  • Mehrabian, A. (1968). An analysis of personality theories. Englewood Cliffs, NJ: Prentice-Hall.
  • Miller, G. quoted in Zhu, J. (2003). The conative mind: Volition and action. University Waterloo: Waterloo, Ontario, Canada.
  • Mueller, R.J. (1988). A study of conative capacity in normal and disturbed at-risk high school students. Doctoral Dissertation University of Pittsburg.
  • Murray, H. (1981). Endeavors in psychology. New York: Harper & Row.
  • Peters, R.S. (1962). (Ed) Brett’s history of psychology. Cambridge, MA: MIT Press.
  • Plato. (1937/380 B.C) The dialogues of Plato. New York: Random House.
  • Poulsen, H. (1991). Conations: On striving, willing and wishing and their relationship with cognition, emotions and motives. Aarhus, Denmark: Aarhus University Press.
  • Roget, P.M. (1852). Thesaurus of English words and phrases. New York: Thomas Y. Crowell & Co. Publishers.
  • Schatzki, T.R. (1991). Elements of a wittgensteinian philosophy of the human sciences. Netherlands: Kluwer Academic.
  • Scheerer, E. (1989). On the will: An historical perspective, In W.A. Hershberger (Ed), Volitional action: Conation and control. New York: Elsevier Science.
  • Schopenhauer, A. (1910). On the fourfold root of the principle of sufficient reason; And on the will in nature. Two essays translated by Karl Hillebrand. London: G. Bell & Sons.
  • Schur, N. (1990). 1000 most challenging words. New York: Ballantine Books.
  • Shavelson, R.J., Kupermintz, H., Ayala, C., Roeser, R.W, Lau, S., Haydel, A., Schultz, S., Gallagher, L. & Quihuis, G. (2002). Richard E. Snow’s remaking of the concept of aptitude and multidimensional test validity: Introduction to the special issue. Educational Assessment, 8.2, 77–99.
  • Silverman, L.K. (1998). Two ways of knowing. Denver: Love.
  • Snow, R.E. (1980). Intelligence for the year 2001. Intelligence, 4.3 July–September
  • Snow, R.E., (1994). Abilities in academic tasks. In R.J. Sternberg & R.K. Wager (Eds), Mind in context: Interactionist perspectives on human intelligence, pp. 3–37. Cambridge, MA: Cambridge University Press.

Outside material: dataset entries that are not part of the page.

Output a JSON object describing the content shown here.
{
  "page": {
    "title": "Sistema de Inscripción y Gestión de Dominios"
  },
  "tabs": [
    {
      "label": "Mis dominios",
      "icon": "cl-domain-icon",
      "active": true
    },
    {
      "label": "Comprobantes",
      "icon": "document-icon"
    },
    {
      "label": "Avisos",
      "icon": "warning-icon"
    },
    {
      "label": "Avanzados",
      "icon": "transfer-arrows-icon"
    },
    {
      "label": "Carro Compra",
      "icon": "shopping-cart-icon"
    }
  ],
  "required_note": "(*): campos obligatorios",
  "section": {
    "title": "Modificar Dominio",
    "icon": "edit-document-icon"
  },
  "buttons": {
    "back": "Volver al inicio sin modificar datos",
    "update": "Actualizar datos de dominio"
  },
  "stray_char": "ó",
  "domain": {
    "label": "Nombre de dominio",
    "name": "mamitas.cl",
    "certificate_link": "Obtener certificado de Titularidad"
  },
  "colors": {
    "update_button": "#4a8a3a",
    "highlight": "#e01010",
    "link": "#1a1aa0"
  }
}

  • Snow, R.E., & Jackson D.N. (1993). Assessments of conative constructs for educational research and evaluation: A catalogue. National Center for Research on Evaluation (CRESST). CSE Technical Report, 447. Los Angeles, CA.
  • Snow, R.E., Corno, L. & Jackson, D. III. (1996). Individual differences in affective and conative functions. In D.C. Berliner & R.C. Calfee (eds.), Handbook of psychology. (pp. 243–310). New York: Macmillan.
  • Sternberg, R.J. (1987). Beyond IQ: A triarchic theory of human intelligence. Cambridge, MA: Press.
  • Stewart, D. (1854). Collected works of Dugald Stewart. Ed Sir William Hamilton, Vol 1. Edinburgh: Thomas Constable.
  • Swatzwelder, H. Scott. (2004) Certain Components of the Brain’s Executive Functions are Compromised Early in Abstinence Medical News Today 15 Sep. 2004 http://www.medicalnewstoday.com/articles/13418.php
  • Tort, M. (1974). The Freudian concept of representative (reprasentanz). (This article reproduces the text of a seminar paper on psycho-analysis given at the Ecole Normale Superieure in March 1966). Oxford: Basil Blackwell & Mott LTD.
  • Vessels, G., & Huitt, W. (2005). Moral and character development. Presented at the National Youth at Risk Conference, Savannah, GA, March 8–10. Retrieved Feb. 13 2008, from http://chiron.valdosta.edu/whuitt/brilstar/chapters/chardev.doc
  • Wertheimer, M. (1945). Productive Thinking. New York: Harper.
  • Woodworth, R.S. (1926). Dynamic psychology. C. Murchison (ed.) The psychologies of 1925. (pp. 111–126). Worcester, MA: Clark University Press.

External links[edit]